Elfa Moraitakis has been the CEO of SydWest Multicultural Services for the past six years. She is responsible for the SydWest four centres at Blacktown, Mt Druitt, Penrith and Rouse Hill. She oversees the work of 200 organisations members who provide a range of services to the many culturally and linguistically diverse (CALD) communities in western Sydney.
In the Blacktown area, where the organisation’s headquarters are based, 182 languages are spoken, Ms Moraitakis told Neos Kosmos. the organisation strives to provide culturally-appropriate settlement services to help people establish roots in Australia.
“The nomination is very humbling for me. I feel we are in the sector to do the best we can – it is not about accolades,” said Ms Moraitakis. “The nomination will help publicise our cause.”
“Many come in on humanitarian visas and may are isolated from support services that are available to them. Not everyone has a smartphone and can set up their MyGov account.
She said that funding was often available to look after new migrants on humanitarian visas for their first five years of settlement and had no access to services after that.
She said that volunteers and students helped to support the ongoing work of her staff to help the communities where the funding would not go.
Assumptions were often made that many migrant children in Sydney’s western suburbs had access to computers and the space in their homes to study and this was not the case.
“My own background as the child of Greek migrants helps as I know how it feels: I have a lived experience, I see it, live it and I understand the gaps in services, health and communication.
“Cultural awareness is not ‘one size fits all’. We know that what will resonate with a Greek will not work with the Chinese community,” said Ms Moraitakis who added that the COVID pandemic had exacerbated the need for better communication with the multicultural communities.
“When COVID hit, we were the ones who brought in all the community leaders to pass on health information to their communities. It was the most appropriate and logical thing to do. We were not funded to do it but it was done as part of our social responsibility (to the communities).”
She said the traditional divide between East and West Sydney, which was already wide, would grow even greater in the wake of the pandemic. This included a widening gap in services, education and mental health.
“There is an eerie silence about domestic violence and we know that the incidents will spike after COVID.”
The pandemic had imposed a great strain on the way the organisation carried out its work.
“Most of our staff have a lived experience as migrants or refugees themselves. The COVID situation has brought on fatigue and for many (of the staff) their individual traumas have resurfaced. When you assist others, you have to be careful to not take on the trauma of the people you are helping. But in this situation, you also live with your own fears and concerns.”
To counter this, Ms Moraitakis said she had put in place programmes that supported the staff as they worked from home.

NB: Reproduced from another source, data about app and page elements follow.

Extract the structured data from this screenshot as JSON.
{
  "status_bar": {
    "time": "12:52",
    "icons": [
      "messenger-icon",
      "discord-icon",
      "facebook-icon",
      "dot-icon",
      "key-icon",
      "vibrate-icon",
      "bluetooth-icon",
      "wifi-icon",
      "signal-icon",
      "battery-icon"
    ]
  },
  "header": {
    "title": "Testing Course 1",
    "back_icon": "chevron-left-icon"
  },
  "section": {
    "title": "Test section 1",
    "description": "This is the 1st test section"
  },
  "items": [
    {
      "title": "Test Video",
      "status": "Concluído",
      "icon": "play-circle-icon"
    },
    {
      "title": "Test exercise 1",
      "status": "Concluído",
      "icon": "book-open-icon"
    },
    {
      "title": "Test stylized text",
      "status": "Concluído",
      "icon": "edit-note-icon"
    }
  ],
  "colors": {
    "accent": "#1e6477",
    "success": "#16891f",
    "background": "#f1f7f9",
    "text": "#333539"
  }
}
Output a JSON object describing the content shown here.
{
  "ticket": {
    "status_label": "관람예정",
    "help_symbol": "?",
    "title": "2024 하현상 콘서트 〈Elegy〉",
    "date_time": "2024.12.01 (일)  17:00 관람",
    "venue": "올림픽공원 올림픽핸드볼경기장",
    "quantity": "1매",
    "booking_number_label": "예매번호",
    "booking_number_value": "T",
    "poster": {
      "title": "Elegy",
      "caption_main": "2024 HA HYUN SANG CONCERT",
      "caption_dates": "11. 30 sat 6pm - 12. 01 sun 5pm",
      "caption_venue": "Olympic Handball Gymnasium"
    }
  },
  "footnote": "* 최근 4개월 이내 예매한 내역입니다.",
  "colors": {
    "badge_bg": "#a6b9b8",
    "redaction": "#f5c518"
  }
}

This included stress management programmes on Zoom including fitness and yoga classes.
“I drop into the smaller (Zoom) team meetings and have a laugh let them say what they feel.
The pandemic and the various lockdowns – Sydney is in the 12th week of its current lockdown – have forced new ways of working and reaching out to people that was more reliant on online services and for those who were not technological savvy, through the telephone.
“Our staff worked hard to bring people online. For the rest, we maintain contact by telephone and make sure that they know we are there for them.
“Some of the people who have come online and see each other (on screen), will say how much they miss each other,” said Ms Moraitakis.
She said more established migrant communities, such as the Greek community could reach out and offer help and support.
“There are individuals who are helping others but Greek community leaders could reach out to the leaders of other communities and ask what they needed. For example, they could donate laptops to help students with their studies.”
She said employers needed to get over the misconception that other migrants and refugees were not good employees as those who came to Australia wanted to work and to make their contribution.
“So, coming out of COVID, we will need a very good assessment of how the situation went and to set up a recovery framework for multicultural organisations to work closely with the communities. We have been ignored and this ought to change.”
Ms Moraitakis retains a strong link with the Greek community of Sydney. Her early years she spent in Sydney but when the family returned to Greece in 1973, she completed her schooling in Chania. She returned to Sydney in 1984 and embarked on a sociology degree at the University of New South Wales and enrolled for Modern Greek studies at the University of Sydney.
She joined the Greek Herald becoming the first Greek woman journalist in the “ethnic” media of the day. She went on to join a localGreek community radio station.
She is married to former SBS journalist Vasilis “Bill” Gonopoulos 21years ago. Mr Gonopoulos’ children and grandchildren still live in Melbourne and between them, they have four children and nine grandchildren.
The couple established the Aristotelis Greek Language Education School in Sydney and are both passionate about the teaching of Greek.
“We have very strong connections with the Greek community and it defines who we are,” said Ms Moraitakis.
♦ Over the coming days, Neos Kosmos will interview the other two Greek-Australian finalists for the Third Sector Awards 2021: Ben Vasiliou CEO of Youth Projects in Melbourne who is also a finalist in the CEO of the Year category; and Kathy Karatasas, the CEO of the Multicultural Child and Family Program, a finalist in the “Influencer of the Year” category. Public voting for the nominees closes on October 1. The winners for each category will be selected by a panel of judges drawn from the sector and will be announced on 4 November.